This expedition out to Maiden Bower marked the final installment in a trilogy of film collaborations with Dave Binns and Gary Lammin – and what an incredible journey it’s been. We started in Spring 2015 with a visit to an Iron Age burial mound near Ware in Hertfordshire overlooking the Lea Valley. This was followed the next Spring by an incursion into the Bartlow Hills on the Essex/Cambridgeshire border to the enormous burial mounds Dave dubbed the ‘pyramids of Essex’. Maiden Bower marked something slightly different, not a burial site although with a surface layer of Iron Age occupation overlaying a much earlier Neolithic causedway enclosure.
“A number of disconnected ditch sections containing broken human and animal bones were found during chalk quarrying in the last century, and both neolithic and Iron Age ditch sections are still visible in the quarry face. Neolithic pottery and an antler comb have been obtained from the site.”
Southern England: An Archaeological Guide (1973), James Dyer
As we made our way across the field of waist-high wheat Gary lugged his heavy stainless steel guitar. He stopped on the gravel track plonked the case down and cracked out his axe. This was a place to play slide blues guitar he said, and proceeded to knock out a glorious riff to the hedgerow seed pods flickering in the breeze.
Dave soon started to prepare the ground. The recurring theme of site re-use across the ages spanning thousands of years – and how this site, like the other 2 in the series represented the emergence of new hierarchies that slowly eased out the old primitive communism of hunter-gather societies. Except here with the causewayed enclosure we were delving much deeper into the past than on previous field trips.
“This roughly circular earthwork encloses about 11 acres. There is an original entrance on the SE, the gap on the N not yet having proved to be original…. Occupation probably began in the 5th-4th centuries BC and lasted until the arrival of the Romans.”
– Guide to Prehistoric ENGLAND (1976), Nicholas Thomas
Maiden Bower occupies an imposing position on a plateau at the top of Dunstable Downs with expansive views stretching out from the sheer drop down into the chalk quarry. The circular enclosure is maintained by trees and shrubs, the camp interior populated by grasses, wild flowers and butterflies. Gary played again, Dave held forth on how modern society arose from sites such as this. We sat in the grass, Gary slept, and we somehow lost time at Maiden Bower, a magical place.
Sat amongst the tall grass with the sun bronzing our heads, Dave started talking about how recent discoveries at Gobekli Tepe have changed our view of the neolithic transition and how this could lead to a further video. Maybe we could link it with nearby Waulud’s Bank, the ‘henge monument’ embracing the source of the River Lea, he suggested.
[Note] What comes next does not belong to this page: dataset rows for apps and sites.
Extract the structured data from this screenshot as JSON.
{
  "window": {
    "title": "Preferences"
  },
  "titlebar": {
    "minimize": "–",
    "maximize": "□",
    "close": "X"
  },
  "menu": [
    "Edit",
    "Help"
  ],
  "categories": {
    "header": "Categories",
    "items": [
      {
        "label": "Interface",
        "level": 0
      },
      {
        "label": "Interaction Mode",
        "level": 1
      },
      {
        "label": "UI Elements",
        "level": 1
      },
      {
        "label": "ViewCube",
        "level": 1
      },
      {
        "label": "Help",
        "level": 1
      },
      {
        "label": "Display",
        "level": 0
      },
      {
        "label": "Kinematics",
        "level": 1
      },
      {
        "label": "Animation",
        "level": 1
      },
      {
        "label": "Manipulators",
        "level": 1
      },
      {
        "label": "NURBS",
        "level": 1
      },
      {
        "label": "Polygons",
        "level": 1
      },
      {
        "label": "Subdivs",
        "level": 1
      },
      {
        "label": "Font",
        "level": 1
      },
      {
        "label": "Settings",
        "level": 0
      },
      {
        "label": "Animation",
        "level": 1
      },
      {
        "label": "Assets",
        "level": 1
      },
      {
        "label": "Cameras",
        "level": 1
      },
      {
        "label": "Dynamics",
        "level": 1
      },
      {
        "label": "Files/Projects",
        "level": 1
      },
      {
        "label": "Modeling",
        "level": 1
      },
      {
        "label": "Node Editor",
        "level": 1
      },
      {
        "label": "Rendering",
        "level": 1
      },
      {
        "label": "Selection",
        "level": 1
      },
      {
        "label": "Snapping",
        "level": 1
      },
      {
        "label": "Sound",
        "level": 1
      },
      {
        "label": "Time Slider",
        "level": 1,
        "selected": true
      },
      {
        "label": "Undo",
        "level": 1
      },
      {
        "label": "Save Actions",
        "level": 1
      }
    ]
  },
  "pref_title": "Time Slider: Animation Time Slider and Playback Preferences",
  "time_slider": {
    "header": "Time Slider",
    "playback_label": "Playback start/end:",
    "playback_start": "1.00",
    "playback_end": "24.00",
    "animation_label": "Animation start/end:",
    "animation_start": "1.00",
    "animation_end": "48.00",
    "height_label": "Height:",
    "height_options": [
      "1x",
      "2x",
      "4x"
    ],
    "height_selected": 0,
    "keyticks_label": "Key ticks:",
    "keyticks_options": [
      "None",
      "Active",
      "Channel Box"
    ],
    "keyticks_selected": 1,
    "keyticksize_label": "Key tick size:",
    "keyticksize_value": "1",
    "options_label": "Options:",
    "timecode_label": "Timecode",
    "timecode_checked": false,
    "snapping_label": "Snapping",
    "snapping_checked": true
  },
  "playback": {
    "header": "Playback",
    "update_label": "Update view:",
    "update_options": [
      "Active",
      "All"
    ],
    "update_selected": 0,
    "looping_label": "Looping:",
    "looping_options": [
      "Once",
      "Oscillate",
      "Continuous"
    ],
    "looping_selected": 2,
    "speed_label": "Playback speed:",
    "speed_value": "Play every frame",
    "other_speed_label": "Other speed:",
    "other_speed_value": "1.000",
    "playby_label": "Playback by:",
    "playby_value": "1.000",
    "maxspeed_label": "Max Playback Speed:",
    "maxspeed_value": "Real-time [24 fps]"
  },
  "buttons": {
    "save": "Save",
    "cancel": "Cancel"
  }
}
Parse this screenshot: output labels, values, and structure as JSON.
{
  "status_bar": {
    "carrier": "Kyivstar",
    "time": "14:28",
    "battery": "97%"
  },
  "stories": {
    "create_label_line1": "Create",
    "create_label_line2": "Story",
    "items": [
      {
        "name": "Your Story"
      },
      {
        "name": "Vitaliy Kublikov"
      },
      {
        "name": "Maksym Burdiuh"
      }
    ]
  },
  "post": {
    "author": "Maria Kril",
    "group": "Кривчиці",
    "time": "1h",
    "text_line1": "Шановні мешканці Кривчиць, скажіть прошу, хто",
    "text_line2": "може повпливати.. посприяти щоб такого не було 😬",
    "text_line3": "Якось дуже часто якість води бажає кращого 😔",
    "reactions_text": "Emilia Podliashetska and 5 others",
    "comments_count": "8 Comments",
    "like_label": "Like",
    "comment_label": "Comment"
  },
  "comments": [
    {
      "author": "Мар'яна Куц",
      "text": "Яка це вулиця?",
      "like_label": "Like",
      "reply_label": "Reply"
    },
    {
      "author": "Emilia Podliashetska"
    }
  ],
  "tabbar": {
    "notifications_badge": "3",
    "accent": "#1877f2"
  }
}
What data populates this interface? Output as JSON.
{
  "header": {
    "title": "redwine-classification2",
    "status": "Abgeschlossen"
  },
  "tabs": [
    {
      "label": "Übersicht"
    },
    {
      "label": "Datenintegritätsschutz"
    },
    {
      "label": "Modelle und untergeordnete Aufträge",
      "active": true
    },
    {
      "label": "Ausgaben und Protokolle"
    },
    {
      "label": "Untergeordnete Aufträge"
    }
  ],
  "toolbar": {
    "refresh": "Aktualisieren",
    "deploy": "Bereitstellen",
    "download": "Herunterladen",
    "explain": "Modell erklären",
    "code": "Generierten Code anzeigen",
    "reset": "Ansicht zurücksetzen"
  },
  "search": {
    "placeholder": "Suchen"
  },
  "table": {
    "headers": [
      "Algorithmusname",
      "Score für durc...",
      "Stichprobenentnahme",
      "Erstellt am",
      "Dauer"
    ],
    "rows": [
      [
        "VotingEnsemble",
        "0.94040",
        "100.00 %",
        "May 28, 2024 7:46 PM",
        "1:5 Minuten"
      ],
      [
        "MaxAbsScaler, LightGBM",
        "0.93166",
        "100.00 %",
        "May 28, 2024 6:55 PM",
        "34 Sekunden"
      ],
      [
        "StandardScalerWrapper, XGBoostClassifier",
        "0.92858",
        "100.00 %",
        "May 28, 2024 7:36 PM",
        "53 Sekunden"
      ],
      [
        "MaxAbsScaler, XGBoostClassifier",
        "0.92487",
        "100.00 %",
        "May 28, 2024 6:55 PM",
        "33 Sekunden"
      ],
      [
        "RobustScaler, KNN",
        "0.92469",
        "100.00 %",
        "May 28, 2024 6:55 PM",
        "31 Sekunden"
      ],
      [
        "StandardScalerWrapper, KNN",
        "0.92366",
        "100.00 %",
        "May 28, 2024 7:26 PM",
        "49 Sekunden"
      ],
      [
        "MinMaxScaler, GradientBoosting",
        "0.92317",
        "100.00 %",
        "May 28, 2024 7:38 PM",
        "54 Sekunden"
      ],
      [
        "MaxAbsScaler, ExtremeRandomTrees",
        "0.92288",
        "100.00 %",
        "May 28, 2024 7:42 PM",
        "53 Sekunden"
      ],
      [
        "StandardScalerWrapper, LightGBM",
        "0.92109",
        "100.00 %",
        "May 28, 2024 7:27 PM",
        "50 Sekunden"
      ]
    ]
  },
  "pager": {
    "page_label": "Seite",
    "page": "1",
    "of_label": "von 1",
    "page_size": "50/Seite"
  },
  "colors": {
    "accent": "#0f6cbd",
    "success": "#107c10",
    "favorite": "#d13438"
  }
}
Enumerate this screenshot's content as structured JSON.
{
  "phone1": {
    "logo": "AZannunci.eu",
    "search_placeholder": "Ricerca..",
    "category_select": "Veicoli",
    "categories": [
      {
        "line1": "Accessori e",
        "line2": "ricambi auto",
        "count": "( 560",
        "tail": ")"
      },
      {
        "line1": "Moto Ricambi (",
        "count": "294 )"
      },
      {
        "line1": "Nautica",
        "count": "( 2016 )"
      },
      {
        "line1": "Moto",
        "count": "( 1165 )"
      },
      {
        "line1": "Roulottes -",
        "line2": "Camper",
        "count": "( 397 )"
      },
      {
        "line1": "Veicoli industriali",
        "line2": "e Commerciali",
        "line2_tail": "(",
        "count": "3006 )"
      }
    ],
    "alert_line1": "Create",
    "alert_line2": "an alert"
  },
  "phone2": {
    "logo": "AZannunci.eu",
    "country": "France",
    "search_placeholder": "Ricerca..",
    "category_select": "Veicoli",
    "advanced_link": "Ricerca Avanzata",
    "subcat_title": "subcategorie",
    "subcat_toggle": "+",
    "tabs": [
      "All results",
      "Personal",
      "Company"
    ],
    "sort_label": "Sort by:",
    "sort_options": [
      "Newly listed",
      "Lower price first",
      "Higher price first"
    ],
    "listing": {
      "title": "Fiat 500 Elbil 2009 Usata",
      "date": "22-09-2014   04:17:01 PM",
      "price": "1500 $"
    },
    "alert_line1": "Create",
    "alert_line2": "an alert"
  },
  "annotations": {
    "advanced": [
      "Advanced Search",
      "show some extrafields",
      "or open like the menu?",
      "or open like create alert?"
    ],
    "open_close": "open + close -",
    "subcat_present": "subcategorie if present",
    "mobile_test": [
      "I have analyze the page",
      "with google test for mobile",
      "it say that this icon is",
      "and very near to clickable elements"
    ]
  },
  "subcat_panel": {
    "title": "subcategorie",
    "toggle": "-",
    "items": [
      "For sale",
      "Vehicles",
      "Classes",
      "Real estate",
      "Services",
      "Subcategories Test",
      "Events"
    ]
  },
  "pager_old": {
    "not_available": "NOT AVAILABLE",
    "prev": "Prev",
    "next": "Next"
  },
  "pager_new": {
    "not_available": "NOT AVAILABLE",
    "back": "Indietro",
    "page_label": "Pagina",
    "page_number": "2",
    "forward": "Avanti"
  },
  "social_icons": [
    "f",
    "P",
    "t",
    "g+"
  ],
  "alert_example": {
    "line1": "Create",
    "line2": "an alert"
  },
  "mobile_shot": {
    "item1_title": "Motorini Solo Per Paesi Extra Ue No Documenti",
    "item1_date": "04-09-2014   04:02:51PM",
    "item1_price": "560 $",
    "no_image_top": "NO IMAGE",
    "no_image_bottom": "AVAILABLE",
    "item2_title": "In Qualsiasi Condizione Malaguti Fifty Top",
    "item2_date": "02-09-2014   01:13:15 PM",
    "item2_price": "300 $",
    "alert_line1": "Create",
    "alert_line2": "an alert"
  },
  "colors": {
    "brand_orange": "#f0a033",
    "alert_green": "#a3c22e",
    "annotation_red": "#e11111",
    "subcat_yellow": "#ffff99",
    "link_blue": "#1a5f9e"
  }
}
‘I’m up for it’, I said drowsily, keen to further explore this area rich in prehistoric sites. ‘But it messes up the trilogy’, I add.
‘Maybe it’s the start of a new series’, Dave posits.